Monday, 4 November 2013


District 9 and Moon proved that there’s plenty of space left for intelligent, thought provoking drama alongside the action spectacles of warp factor 2009. There’s a good chance you missed sci-fi horror Pandorum on its theatrical run. To say it bombed would be like saying Mr. Spock’s ears are kind of pointy. Two astronauts awaken from hyper-sleep aboard a seemingly abandoned spacecraft. Its pitch black and they’re disoriented, worse still, they can't remember a thing about their previous existence. Cpl. Bower (Ben Foster) ventures deep into the ship and uncovers a terrifying reality. Slowly, the spacecraft's shocking, deadly secrets are revealed. The ones you can see, that is.

Pandorum is directed by Christian Alvart, but more disturbing than that; Pandorum is a new film from producer Paul W.S. Anderson. Though to be fair, I actually quite liked Event Horizon, and Death Race was more fun than I'd anticipated. Perhaps it’s time to give Pandorum another chance on DVD, but then again; perhaps I should stop listening to the voices in my head. Your enjoyment of Pandorum can be assessed by answering the following question, don’t worry; it’s not going to turn into a test or anything. Do you like your horror tinged with sci-fi, or your sci-fi masked by horror? There are aspects of Pandorum that work really well, and as you may have already attained, there are elements that fall flat on their collective arses.

Horror fans have certainly seen it all before, or in the case of Pandorum, not seen much at all. Christian Alvart disguises the poor visual effects with blankets of darkness, with too much of the movie hidden beneath clouds of incomprehensible bleakness. Not only that, he successfully extracts any hope of suspense with the aid of jittery camerawork and fast editing. It’s no wonder the cast members are going insane, I get a headache just thinking about it. The creature effects (yes, there are creatures) are poor throughout, coming on like a made for TV version of Brit horror The Descent. Tension is seen fleeing towards the nearest escape pod, and only fans of the Resident Evil franchise will get a kick out of the predictable scares and deafening noises that punctuate the deathly calm.

Thankfully, the sci-fi angle is a whole lot more pleasurable, hardly groundbreaking, but there are signs of a good movie hidden beneath the terrifying exterior. The initial set up is promising, only to be squandered by the traditional horror fare that follows. Running around in dark corridors, being chased by demonic beasties with a taste for flesh, we’ve seen it all a thousand times before. Scratch beneath the surface and there’s an intelligent movie waiting to be found, hand it to Paul W.S. Anderson and you get what you pay for. The ending is actually rather affecting, which makes it all the more disappointing that we have to wade through ninety minutes of mindless action just to get there.  Themes of isolation, paranoia and fear lack the edge required to drive the movie forward.

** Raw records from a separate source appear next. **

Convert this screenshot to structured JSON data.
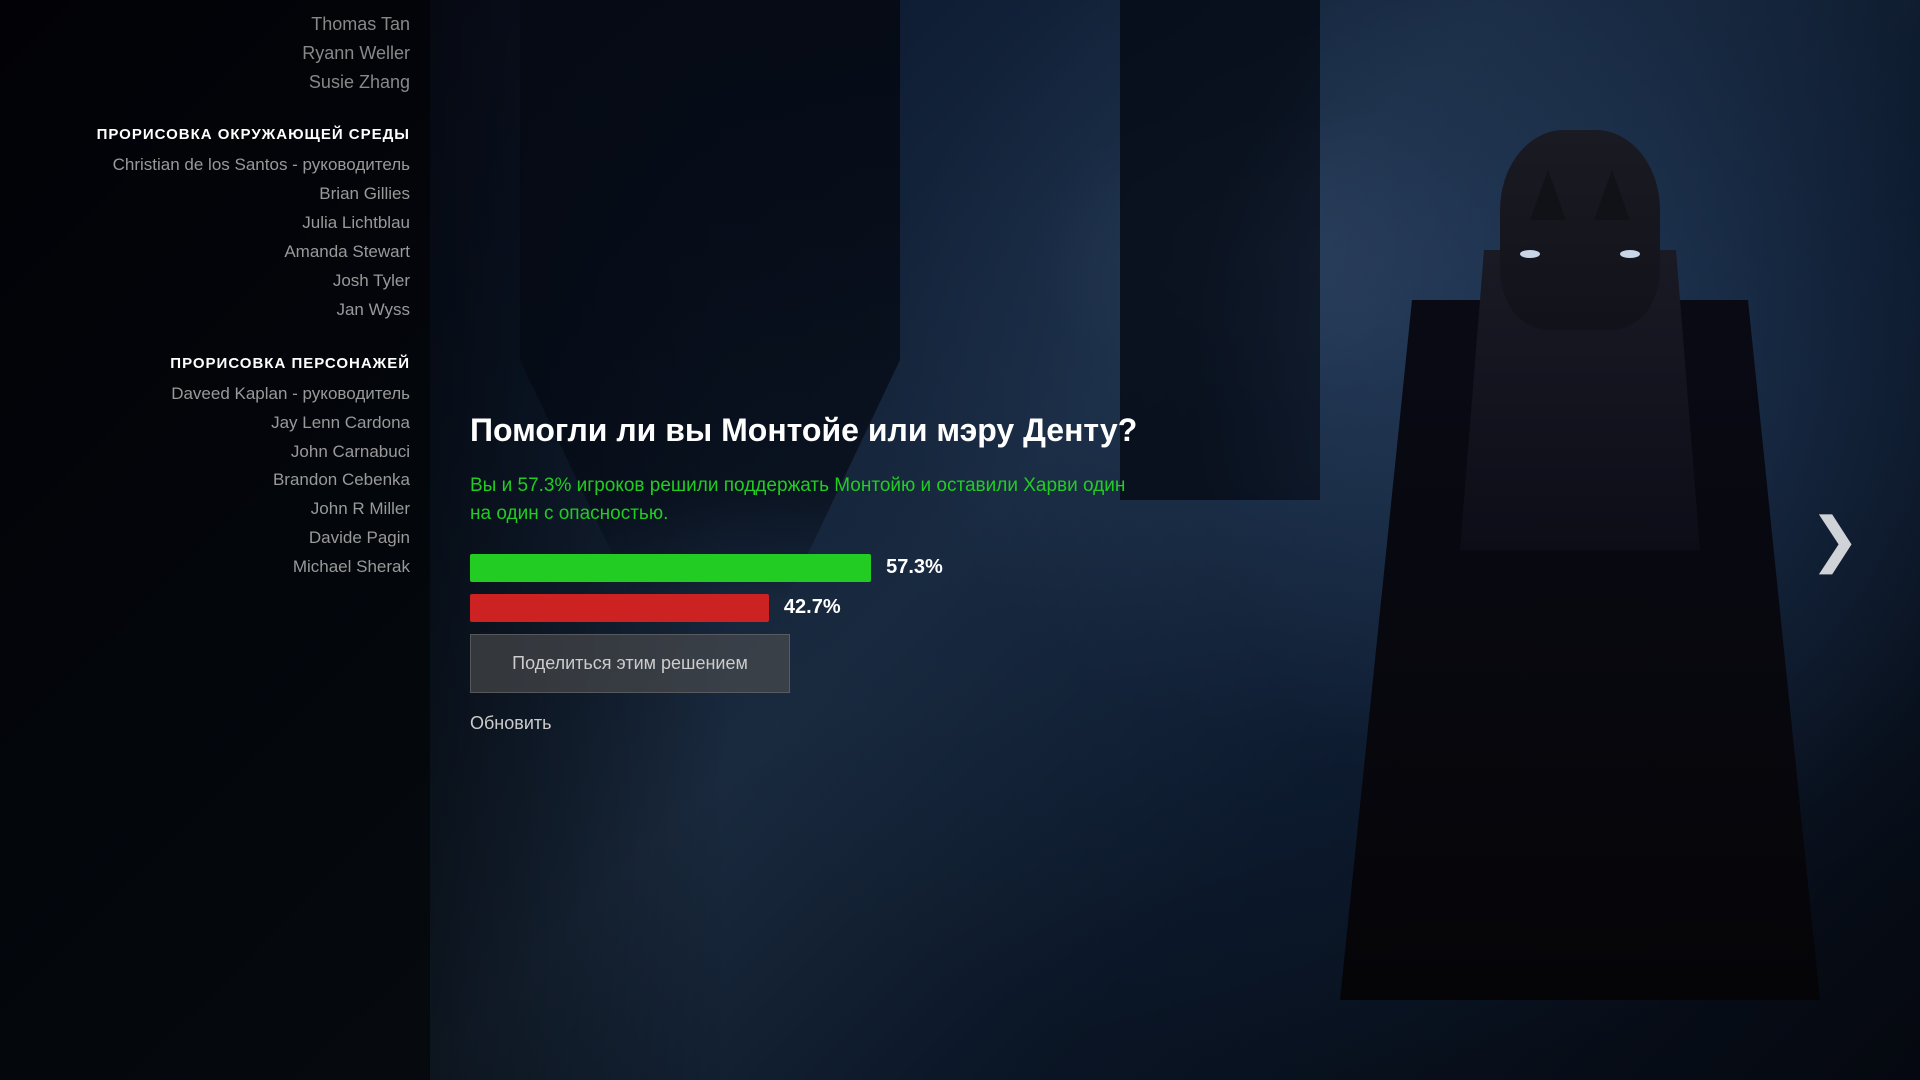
{
  "background": {
    "color": "#000000"
  },
  "credits": {
    "topNames": [
      {
        "name": "Thomas Tan",
        "id": "thomas-tan"
      },
      {
        "name": "Ryann Weller",
        "id": "ryann-weller"
      },
      {
        "name": "Susie Zhang",
        "id": "susie-zhang"
      }
    ],
    "section1": {
      "title": "ПРОРИСОВКА ОКРУЖАЮЩЕЙ СРЕДЫ",
      "members": [
        {
          "name": "Christian de los Santos - руководитель",
          "id": "christian"
        },
        {
          "name": "Brian Gillies",
          "id": "brian-gillies"
        },
        {
          "name": "Julia Lichtblau",
          "id": "julia"
        },
        {
          "name": "Amanda Stewart",
          "id": "amanda"
        },
        {
          "name": "Josh Tyler",
          "id": "josh-tyler"
        },
        {
          "name": "Jan Wyss",
          "id": "jan-wyss"
        }
      ]
    },
    "section2": {
      "title": "ПРОРИСОВКА ПЕРСОНАЖЕЙ",
      "members": [
        {
          "name": "Daveed Kaplan - руководитель",
          "id": "daveed"
        },
        {
          "name": "Jay Lenn Cardona",
          "id": "jay"
        },
        {
          "name": "John Carnabuci",
          "id": "john-c"
        },
        {
          "name": "Brandon Cebenka",
          "id": "brandon"
        },
        {
          "name": "John R Miller",
          "id": "john-m"
        },
        {
          "name": "Davide Pagin",
          "id": "davide"
        },
        {
          "name": "Michael Sherak",
          "id": "michael"
        }
      ]
    }
  },
  "poll": {
    "question": "Помогли ли вы Монтойе или мэру Денту?",
    "description": "Вы и 57.3% игроков решили поддержать Монтойю и оставили Харви один на один с опасностью.",
    "bars": [
      {
        "color": "green",
        "percent": 57.3,
        "label": "57.3%",
        "id": "bar-green"
      },
      {
        "color": "red",
        "percent": 42.7,
        "label": "42.7%",
        "id": "bar-red"
      }
    ],
    "shareButton": "Поделиться этим решением",
    "updateButton": "Обновить"
  },
  "navigation": {
    "nextArrow": "❯"
  }
}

Performances are as strong as you might expect, as long as your expectations aren’t too high. I’ve always been a fan of Dennis Quaid, because even when he’s bad he’s somehow bewitching. But then again, maybe that’s just me. I laughed my ass off through G.I. Joe. Having said that, I was laughing my ass off anyway. I always find Ben Foster enticing; he certainly stands out in films like Alpha Dog and Hostage. Ben isn't your typical choice of leads, but that shouldn't be considered a criticism, Foster’s turn is one of the few pleasant surprises this film has to offer. That and the appearance of relative newcomer Antje Traue, they certainly make for an outstanding pair.

Pandorum is not quite the cinematic beasty critics would have you believe. If you’re hoping for a new breed of terror, maybe you should take cover, Pandorum suffers from the same terrifying flaws as the vast majority of Hollywood horror movies made today. Fortunately, hidden beneath the surface, is an intriguing sci-fi concept that will hold your attention up until the enjoyable low-key ending. If it’s solid sci-fi shenanigans mixed with over familiar horror convention you’re after, Pandorum is a mixed bag of delight and disaster waiting to be torn apart. AW 

1 comment:

  1. Yeah, I have some mix feelings on this as it lacked in the horror category. However it made up in the mystery and science fiction category, with decent acting and characterization.